SANTA CLARA, Calif.
— The nation’s first female nurse, who died in April, will be created in South Africa after she is medically retired, the country’s health minister said Wednesday.
The announcement came after the South African Medical Association called for a full-on transition for the new nurse, known as Kip, whose death in April at the age of 46 spurred a national debate over how to treat women and gender equality.
She is the second South African female to die in less than a year.
In June, Dr. Shabitha Bibi, the nation’s second female chief medical officer, died of lung cancer at the same age.
Kip was diagnosed with pneumonia at the end of a yearlong treatment for a serious disease, and she underwent a transplant at the University of Cape Town’s Stellenbosch Hospital.
A woman and a man, respectively, were also given the kidney transplant.
But Kip died two days after a transplant, and was rushed to the hospital.
Since then, South Africa has been in a state of emergency, with President Jacob Zuma announcing in January that the country would institute a full transition for its first full female nurse.
Zuma has repeatedly vowed to institute full transition to combat gender-based violence.
With Kip in the country, Zuma is stepping up the rhetoric, calling for a change to South Africa’s outdated laws against prostitution and prostitution-related crimes, and a ban on female-only bars and clubs.
“We’re not going to wait,” Zuma said.
This is a major milestone, and I can’t wait for the day that the first female physician is here, and we can see a change.
“South Africa’s government has already announced the creation of a new position for Kip.
Last week, the Health Ministry confirmed that Dr. Kip Gauteng will be a full professor at the Institute of Medicine in Pretoria, South Korea.
South African Health Minister Dr. Ewen Ralston has said that in order to create a female nurse in the nation, a person must be medically retired and have a medical certificate.
There have been questions about the validity of a medical retired woman’s certificate, however, and there have been calls for it to be revoked.
An estimated 20,000 women die each year from suicide, according to the South Africa Women’s Health Alliance.
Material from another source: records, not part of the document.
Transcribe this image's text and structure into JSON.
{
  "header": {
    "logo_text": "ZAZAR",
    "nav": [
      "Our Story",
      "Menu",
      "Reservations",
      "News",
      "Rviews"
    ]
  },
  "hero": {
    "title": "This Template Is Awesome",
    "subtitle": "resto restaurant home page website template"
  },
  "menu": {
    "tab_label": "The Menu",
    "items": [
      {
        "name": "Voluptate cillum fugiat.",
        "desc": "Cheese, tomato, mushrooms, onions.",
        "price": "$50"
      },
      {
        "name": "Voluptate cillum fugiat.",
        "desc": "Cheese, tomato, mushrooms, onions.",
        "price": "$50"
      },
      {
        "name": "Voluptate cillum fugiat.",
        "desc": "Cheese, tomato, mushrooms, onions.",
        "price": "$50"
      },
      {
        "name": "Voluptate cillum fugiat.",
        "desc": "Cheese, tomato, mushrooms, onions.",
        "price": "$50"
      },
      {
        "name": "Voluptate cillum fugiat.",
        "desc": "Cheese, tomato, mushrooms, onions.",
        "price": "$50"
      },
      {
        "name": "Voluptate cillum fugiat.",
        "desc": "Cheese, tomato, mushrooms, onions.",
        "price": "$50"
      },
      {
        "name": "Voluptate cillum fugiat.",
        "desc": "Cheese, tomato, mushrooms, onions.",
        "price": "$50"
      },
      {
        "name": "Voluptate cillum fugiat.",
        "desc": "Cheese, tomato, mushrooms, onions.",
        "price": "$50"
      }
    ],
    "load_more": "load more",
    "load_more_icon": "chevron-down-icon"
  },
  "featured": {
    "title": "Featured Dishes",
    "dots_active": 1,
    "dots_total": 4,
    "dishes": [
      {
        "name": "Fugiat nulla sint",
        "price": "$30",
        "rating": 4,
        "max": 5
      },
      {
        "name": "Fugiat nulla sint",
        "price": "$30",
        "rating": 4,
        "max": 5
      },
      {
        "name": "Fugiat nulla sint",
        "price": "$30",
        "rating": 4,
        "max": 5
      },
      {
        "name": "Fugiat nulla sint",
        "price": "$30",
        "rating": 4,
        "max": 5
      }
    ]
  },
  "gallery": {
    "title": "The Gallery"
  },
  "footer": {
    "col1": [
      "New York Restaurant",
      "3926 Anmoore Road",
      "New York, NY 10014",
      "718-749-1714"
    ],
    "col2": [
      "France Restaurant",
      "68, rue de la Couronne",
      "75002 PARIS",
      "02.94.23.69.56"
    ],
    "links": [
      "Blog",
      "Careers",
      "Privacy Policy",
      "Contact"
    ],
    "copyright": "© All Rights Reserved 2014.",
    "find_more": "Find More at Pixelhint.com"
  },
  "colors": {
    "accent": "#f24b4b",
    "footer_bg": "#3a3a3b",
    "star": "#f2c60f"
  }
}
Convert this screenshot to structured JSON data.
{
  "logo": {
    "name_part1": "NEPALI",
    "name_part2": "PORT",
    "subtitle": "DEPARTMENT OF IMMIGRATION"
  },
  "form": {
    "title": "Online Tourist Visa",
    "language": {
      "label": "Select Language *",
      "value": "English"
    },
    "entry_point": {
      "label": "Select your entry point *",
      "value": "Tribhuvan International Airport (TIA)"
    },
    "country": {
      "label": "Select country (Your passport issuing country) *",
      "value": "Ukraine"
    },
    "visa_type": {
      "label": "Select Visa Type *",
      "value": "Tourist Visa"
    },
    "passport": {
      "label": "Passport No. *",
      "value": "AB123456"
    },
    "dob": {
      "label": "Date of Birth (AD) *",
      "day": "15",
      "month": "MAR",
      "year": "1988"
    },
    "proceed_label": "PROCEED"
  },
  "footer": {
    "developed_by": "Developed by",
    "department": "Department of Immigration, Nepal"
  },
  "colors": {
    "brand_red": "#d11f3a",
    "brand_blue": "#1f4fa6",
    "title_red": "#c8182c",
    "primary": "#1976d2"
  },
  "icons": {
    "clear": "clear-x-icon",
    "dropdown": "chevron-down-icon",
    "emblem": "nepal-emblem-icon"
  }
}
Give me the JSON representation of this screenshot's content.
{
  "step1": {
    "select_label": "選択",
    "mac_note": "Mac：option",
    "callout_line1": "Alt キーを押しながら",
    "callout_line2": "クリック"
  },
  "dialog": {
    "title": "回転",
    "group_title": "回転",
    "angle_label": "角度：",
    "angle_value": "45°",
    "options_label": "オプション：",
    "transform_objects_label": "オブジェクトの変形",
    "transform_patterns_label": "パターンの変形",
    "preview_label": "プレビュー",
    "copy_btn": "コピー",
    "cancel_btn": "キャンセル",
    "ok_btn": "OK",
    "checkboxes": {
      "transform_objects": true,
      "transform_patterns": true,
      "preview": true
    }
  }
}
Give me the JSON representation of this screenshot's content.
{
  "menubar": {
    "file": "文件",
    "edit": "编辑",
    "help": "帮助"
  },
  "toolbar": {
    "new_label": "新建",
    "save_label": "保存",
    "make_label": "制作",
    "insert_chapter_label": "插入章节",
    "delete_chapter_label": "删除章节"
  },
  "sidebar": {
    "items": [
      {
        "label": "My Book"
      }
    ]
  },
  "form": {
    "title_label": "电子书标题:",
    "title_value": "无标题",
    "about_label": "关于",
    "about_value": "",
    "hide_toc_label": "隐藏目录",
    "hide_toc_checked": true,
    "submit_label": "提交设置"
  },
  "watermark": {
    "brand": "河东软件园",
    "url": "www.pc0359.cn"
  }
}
Transitioning from female to male was also seen as an important step, but many believe that is not the case in South African society, where the majority of South Africans believe men and women are equally capable of caring for each other.